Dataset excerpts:
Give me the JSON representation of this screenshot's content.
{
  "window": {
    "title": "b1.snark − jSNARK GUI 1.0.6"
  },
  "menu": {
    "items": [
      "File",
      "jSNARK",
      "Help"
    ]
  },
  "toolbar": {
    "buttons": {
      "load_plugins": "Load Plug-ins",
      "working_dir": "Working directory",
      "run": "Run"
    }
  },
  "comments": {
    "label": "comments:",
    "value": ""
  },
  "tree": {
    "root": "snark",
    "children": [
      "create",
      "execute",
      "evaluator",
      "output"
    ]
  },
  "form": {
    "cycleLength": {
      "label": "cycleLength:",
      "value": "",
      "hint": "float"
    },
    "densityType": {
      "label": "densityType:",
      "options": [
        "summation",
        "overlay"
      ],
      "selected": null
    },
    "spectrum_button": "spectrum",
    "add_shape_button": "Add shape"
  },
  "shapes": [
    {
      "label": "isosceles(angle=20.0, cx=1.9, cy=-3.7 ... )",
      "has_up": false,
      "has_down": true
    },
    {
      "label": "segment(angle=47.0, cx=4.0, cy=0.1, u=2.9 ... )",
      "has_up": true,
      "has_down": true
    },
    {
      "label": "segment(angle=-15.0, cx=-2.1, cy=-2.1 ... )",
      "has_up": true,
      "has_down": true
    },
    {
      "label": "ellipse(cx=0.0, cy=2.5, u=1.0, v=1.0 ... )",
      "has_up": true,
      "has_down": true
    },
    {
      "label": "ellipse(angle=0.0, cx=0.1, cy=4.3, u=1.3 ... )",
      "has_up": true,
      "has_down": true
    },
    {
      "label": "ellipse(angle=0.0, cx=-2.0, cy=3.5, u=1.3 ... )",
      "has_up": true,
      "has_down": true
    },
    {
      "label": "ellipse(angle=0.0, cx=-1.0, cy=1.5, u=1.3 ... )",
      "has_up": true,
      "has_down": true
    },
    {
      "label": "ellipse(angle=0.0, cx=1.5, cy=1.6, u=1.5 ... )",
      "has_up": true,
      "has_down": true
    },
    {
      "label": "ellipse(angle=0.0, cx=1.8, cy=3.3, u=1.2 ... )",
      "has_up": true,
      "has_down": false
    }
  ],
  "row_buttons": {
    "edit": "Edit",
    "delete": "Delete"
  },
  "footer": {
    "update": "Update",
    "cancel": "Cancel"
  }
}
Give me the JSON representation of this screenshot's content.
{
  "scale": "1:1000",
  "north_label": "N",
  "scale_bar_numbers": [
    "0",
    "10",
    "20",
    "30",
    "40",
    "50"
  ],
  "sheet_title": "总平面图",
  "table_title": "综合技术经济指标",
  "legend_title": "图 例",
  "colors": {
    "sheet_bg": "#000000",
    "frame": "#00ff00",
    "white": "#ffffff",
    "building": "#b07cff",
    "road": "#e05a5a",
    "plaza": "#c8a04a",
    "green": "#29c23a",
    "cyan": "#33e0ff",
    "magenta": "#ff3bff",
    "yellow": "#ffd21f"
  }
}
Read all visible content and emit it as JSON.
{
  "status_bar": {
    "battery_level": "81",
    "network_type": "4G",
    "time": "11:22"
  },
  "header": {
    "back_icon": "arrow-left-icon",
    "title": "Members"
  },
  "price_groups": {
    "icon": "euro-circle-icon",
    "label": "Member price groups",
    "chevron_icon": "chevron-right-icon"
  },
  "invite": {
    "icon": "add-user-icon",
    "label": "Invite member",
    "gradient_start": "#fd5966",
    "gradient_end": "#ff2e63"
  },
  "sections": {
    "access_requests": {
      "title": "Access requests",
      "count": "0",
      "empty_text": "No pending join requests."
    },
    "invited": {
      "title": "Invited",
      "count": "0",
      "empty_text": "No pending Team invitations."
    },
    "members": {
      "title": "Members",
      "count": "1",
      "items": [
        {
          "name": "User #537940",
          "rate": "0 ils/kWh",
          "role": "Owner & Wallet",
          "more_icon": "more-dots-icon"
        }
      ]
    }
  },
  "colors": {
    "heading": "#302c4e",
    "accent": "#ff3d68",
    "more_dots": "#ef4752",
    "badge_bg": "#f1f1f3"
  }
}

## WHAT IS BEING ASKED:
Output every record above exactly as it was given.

## RESPONSE TO THIS EXERCISE:
Give me the JSON representation of this screenshot's content.
{
  "window": {
    "title": "b1.snark − jSNARK GUI 1.0.6"
  },
  "menu": {
    "items": [
      "File",
      "jSNARK",
      "Help"
    ]
  },
  "toolbar": {
    "buttons": {
      "load_plugins": "Load Plug-ins",
      "working_dir": "Working directory",
      "run": "Run"
    }
  },
  "comments": {
    "label": "comments:",
    "value": ""
  },
  "tree": {
    "root": "snark",
    "children": [
      "create",
      "execute",
      "evaluator",
      "output"
    ]
  },
  "form": {
    "cycleLength": {
      "label": "cycleLength:",
      "value": "",
      "hint": "float"
    },
    "densityType": {
      "label": "densityType:",
      "options": [
        "summation",
        "overlay"
      ],
      "selected": null
    },
    "spectrum_button": "spectrum",
    "add_shape_button": "Add shape"
  },
  "shapes": [
    {
      "label": "isosceles(angle=20.0, cx=1.9, cy=-3.7 ... )",
      "has_up": false,
      "has_down": true
    },
    {
      "label": "segment(angle=47.0, cx=4.0, cy=0.1, u=2.9 ... )",
      "has_up": true,
      "has_down": true
    },
    {
      "label": "segment(angle=-15.0, cx=-2.1, cy=-2.1 ... )",
      "has_up": true,
      "has_down": true
    },
    {
      "label": "ellipse(cx=0.0, cy=2.5, u=1.0, v=1.0 ... )",
      "has_up": true,
      "has_down": true
    },
    {
      "label": "ellipse(angle=0.0, cx=0.1, cy=4.3, u=1.3 ... )",
      "has_up": true,
      "has_down": true
    },
    {
      "label": "ellipse(angle=0.0, cx=-2.0, cy=3.5, u=1.3 ... )",
      "has_up": true,
      "has_down": true
    },
    {
      "label": "ellipse(angle=0.0, cx=-1.0, cy=1.5, u=1.3 ... )",
      "has_up": true,
      "has_down": true
    },
    {
      "label": "ellipse(angle=0.0, cx=1.5, cy=1.6, u=1.5 ... )",
      "has_up": true,
      "has_down": true
    },
    {
      "label": "ellipse(angle=0.0, cx=1.8, cy=3.3, u=1.2 ... )",
      "has_up": true,
      "has_down": false
    }
  ],
  "row_buttons": {
    "edit": "Edit",
    "delete": "Delete"
  },
  "footer": {
    "update": "Update",
    "cancel": "Cancel"
  }
}
Give me the JSON representation of this screenshot's content.
{
  "scale": "1:1000",
  "north_label": "N",
  "scale_bar_numbers": [
    "0",
    "10",
    "20",
    "30",
    "40",
    "50"
  ],
  "sheet_title": "总平面图",
  "table_title": "综合技术经济指标",
  "legend_title": "图 例",
  "colors": {
    "sheet_bg": "#000000",
    "frame": "#00ff00",
    "white": "#ffffff",
    "building": "#b07cff",
    "road": "#e05a5a",
    "plaza": "#c8a04a",
    "green": "#29c23a",
    "cyan": "#33e0ff",
    "magenta": "#ff3bff",
    "yellow": "#ffd21f"
  }
}
Read all visible content and emit it as JSON.
{
  "status_bar": {
    "battery_level": "81",
    "network_type": "4G",
    "time": "11:22"
  },
  "header": {
    "back_icon": "arrow-left-icon",
    "title": "Members"
  },
  "price_groups": {
    "icon": "euro-circle-icon",
    "label": "Member price groups",
    "chevron_icon": "chevron-right-icon"
  },
  "invite": {
    "icon": "add-user-icon",
    "label": "Invite member",
    "gradient_start": "#fd5966",
    "gradient_end": "#ff2e63"
  },
  "sections": {
    "access_requests": {
      "title": "Access requests",
      "count": "0",
      "empty_text": "No pending join requests."
    },
    "invited": {
      "title": "Invited",
      "count": "0",
      "empty_text": "No pending Team invitations."
    },
    "members": {
      "title": "Members",
      "count": "1",
      "items": [
        {
          "name": "User #537940",
          "rate": "0 ils/kWh",
          "role": "Owner & Wallet",
          "more_icon": "more-dots-icon"
        }
      ]
    }
  },
  "colors": {
    "heading": "#302c4e",
    "accent": "#ff3d68",
    "more_dots": "#ef4752",
    "badge_bg": "#f1f1f3"
  }
}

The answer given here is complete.